Seeds of growth: Cyber school unveils ag facility, plans tech, health care centers
Maurice “Reese” Flurie III doesn't spend much time worrying about enrollment growth or graduation rates.
The CEO of Harrisburg-based Commonwealth Charter Academy — which has grown to 9,200 students statewide from about 3,000 a decade ago — said his primary focus is preparing high school students for future careers.
If the 15-year-old cyber charter school does that, he believes, more students will come.
The school’s career-minded focus led recently to the development of AgWorks, the first of three high school educational programs that the school plans to launch for students in Pennsylvania to get hands-on experience in various careers.

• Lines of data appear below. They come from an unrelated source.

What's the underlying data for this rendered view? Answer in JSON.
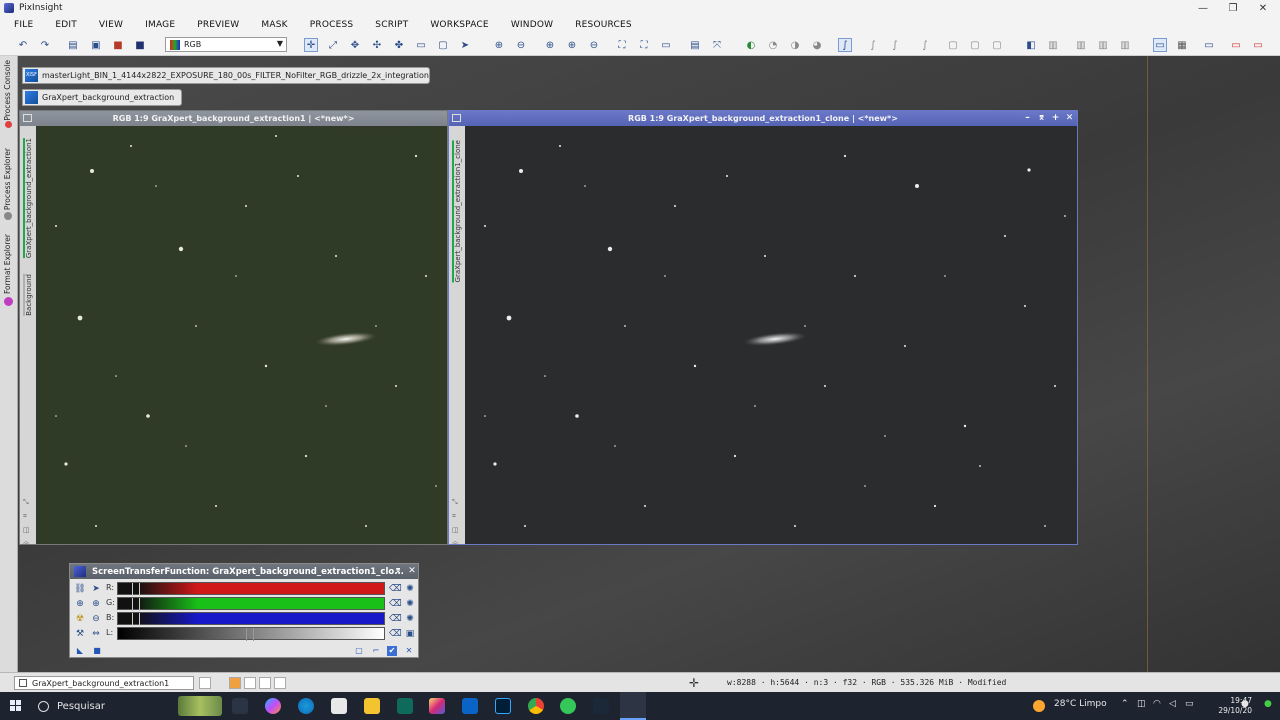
{
  "app": {
    "title": "PixInsight"
  },
  "menu": [
    "FILE",
    "EDIT",
    "VIEW",
    "IMAGE",
    "PREVIEW",
    "MASK",
    "PROCESS",
    "SCRIPT",
    "WORKSPACE",
    "WINDOW",
    "RESOURCES"
  ],
  "toolbar": {
    "color_space_value": "RGB"
  },
  "sidebar": {
    "tabs": [
      "Process Console",
      "Process Explorer",
      "Format Explorer"
    ]
  },
  "icons": [
    {
      "badge": "XISF",
      "label": "masterLight_BIN_1_4144x2822_EXPOSURE_180_00s_FILTER_NoFilter_RGB_drizzle_2x_integration"
    },
    {
      "badge": "",
      "label": "GraXpert_background_extraction"
    }
  ],
  "windows": {
    "left": {
      "title": "RGB 1:9 GraXpert_background_extraction1 | <*new*>",
      "id_label": "GraXpert_background_extraction1",
      "extra_tab": "Background"
    },
    "right": {
      "title": "RGB 1:9 GraXpert_background_extraction1_clone | <*new*>",
      "id_label": "GraXpert_background_extraction1_clone"
    }
  },
  "stf": {
    "title": "ScreenTransferFunction: GraXpert_background_extraction1_clo...",
    "channels": [
      {
        "label": "R:",
        "color": "#d01818",
        "shadow": 0.06,
        "midtone": 0.06
      },
      {
        "label": "G:",
        "color": "#18c018",
        "shadow": 0.06,
        "midtone": 0.06
      },
      {
        "label": "B:",
        "color": "#1818c8",
        "shadow": 0.06,
        "midtone": 0.06
      },
      {
        "label": "L:",
        "color": "#e0e0e0",
        "shadow": 0.0,
        "midtone": 0.5
      }
    ]
  },
  "status": {
    "view": "GraXpert_background_extraction1",
    "info": "w:8288 · h:5644 · n:3 · f32 · RGB · 535.326 MiB · Modified"
  },
  "taskbar": {
    "search": "Pesquisar",
    "weather": "28°C  Limpo",
    "time": "19:47",
    "date": "29/10/20"
  }
}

AgWorks is tailored to career training for students interested in agriculture and environmental science professions.
AgWorks, which opened Dec. 11, is a living laboratory with the largest known public educational aquaponics facility in the country. It is located in the old atrium of the former PSECU headquarters on Cameron Street.

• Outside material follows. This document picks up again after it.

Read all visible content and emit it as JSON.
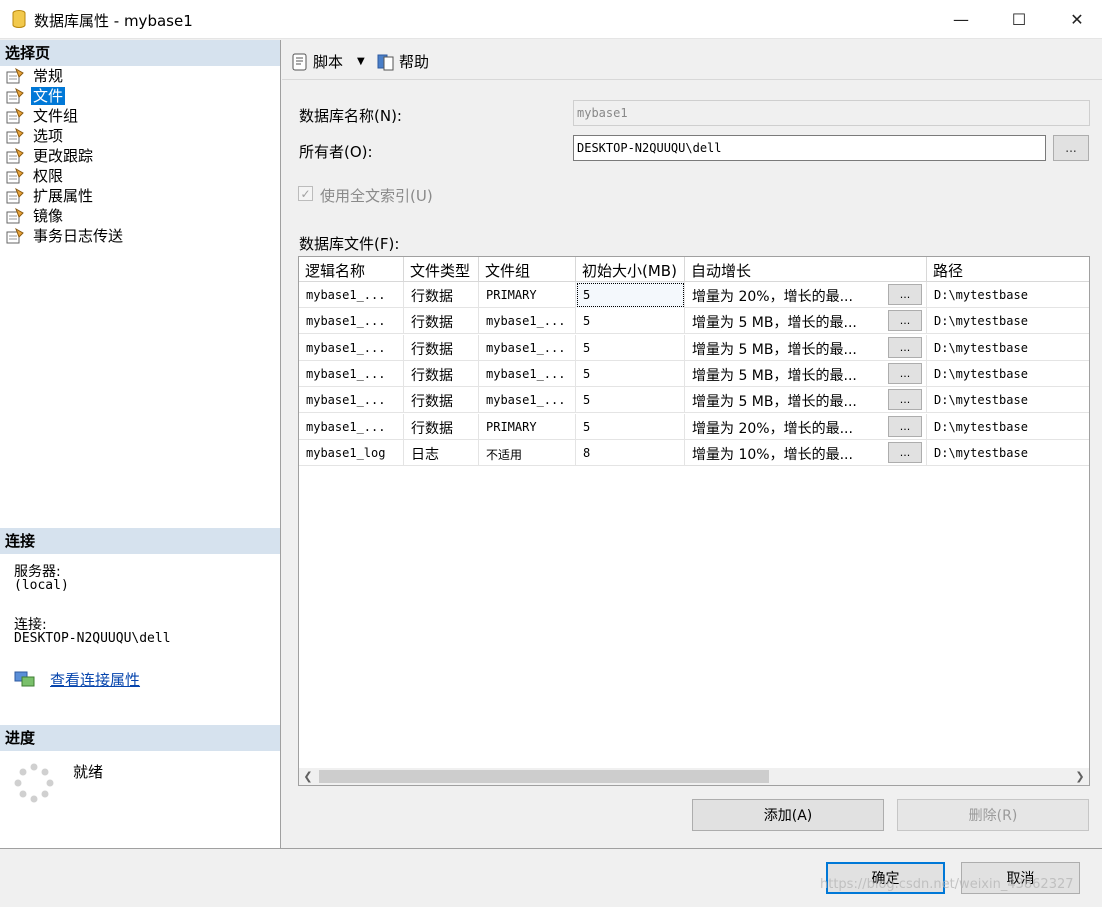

Commonwealth bought the 180,000-square-foot building next to the state Farm Show complex for $5 million in 2016, and has spent about $12 million renovating the facility to be its home base.
The 6,100-square-foot AgWorks center was funded by a federal grant and designed by Harrisburg-based Integrated Agriculture Systems, or INTAG Systems. It uses fish waste and water to fertilize vegetables, plants and trees in climate-controlled spaces.
There is no dirt and no pesticides, and the system is designed to treat and re-use its water.
School officials see AgWorks — a research facility that can grow about 3,000 plants and trees and house more than 400 tilapia, koi and prawn — as a hands-on laboratory experience for students interested in agricultural careers, or other science and engineering fields.
"We want to partner with employers and meet labor demands," said Tom Longenecker, the school's COO.
The school has other sectors in its sights besides agriculture, officials said.
CCA is currently exploring two other educational centers it wants to build that would be centered around specialized training for students who aspire to work in medical and technology-related careers.
Those facilities would be called MedWorks and TechWorks. CCA wants to buy buildings in the Philadelphia and Pittsburgh areas for those centers.
Longenecker said the goal is to start building at least one within the next year, but the timing will depend on what real estate is available in the school’s target markets.
Officials said the school probably needs about 100,000 square feet of space in each market. The focus, Flurie said, will be buying an existing building and renovating it for the new centers.
Flurie said the school has had preliminary discussions with employers in health care and tech in those markets. He believes CCA can play a vital role in helping to train the next generation of medical researchers and lab specialists, as well as provide early training for robotics professionals and drone pilots.
“We want to have students prepared for those job sectors,” Flurie said.
As it does with its Harrisburg facility, CCA plans to make the new centers open to the public and other schools that want to use them for field trips. And if they want, employers can lease space in the buildings to partner with the school on internship and mentorship opportunities for CCA students.
In Harrisburg, CCA has about 40,000 square feet of space available to lease, which helps generate revenue for the school. Officials also expect some future revenue from the student ventures at AgWorks and the other programs in the pipeline.
“We want students to help run them like a business,” Flurie said.
The AgWorks facility is primarily for student research. But it also is producing some food for a handful of local restaurants and the Central Pennsylvania Food Bank. For now, the food is being donated.
As the AgWorks program expands this winter, Flurie said, the plan is for students to work more closely with local restaurants on supply chain and grow more food for the restaurants.
AgWorks can grow tomatoes, lettuce, cucumbers, herbs and microgreens, among other produce, as well as tilapia. The facility also is raising koi fish that it plans to sell to landscapers, and it may eventually add prawn, catfish and sturgeon.
Sales from AgWorks are not going to be a “budget balancer” for the school, Flurie said. The goal is to help students understand real-world commercial settings and offset some research costs for the school.
“Students are building that modeling now for production,” he said. “Right now we’re giving (food) away to restaurants and the food banks as they start to learn. The experts will help us price it appropriately. Our students then have to do the production and figure out pricing and how much we can produce.”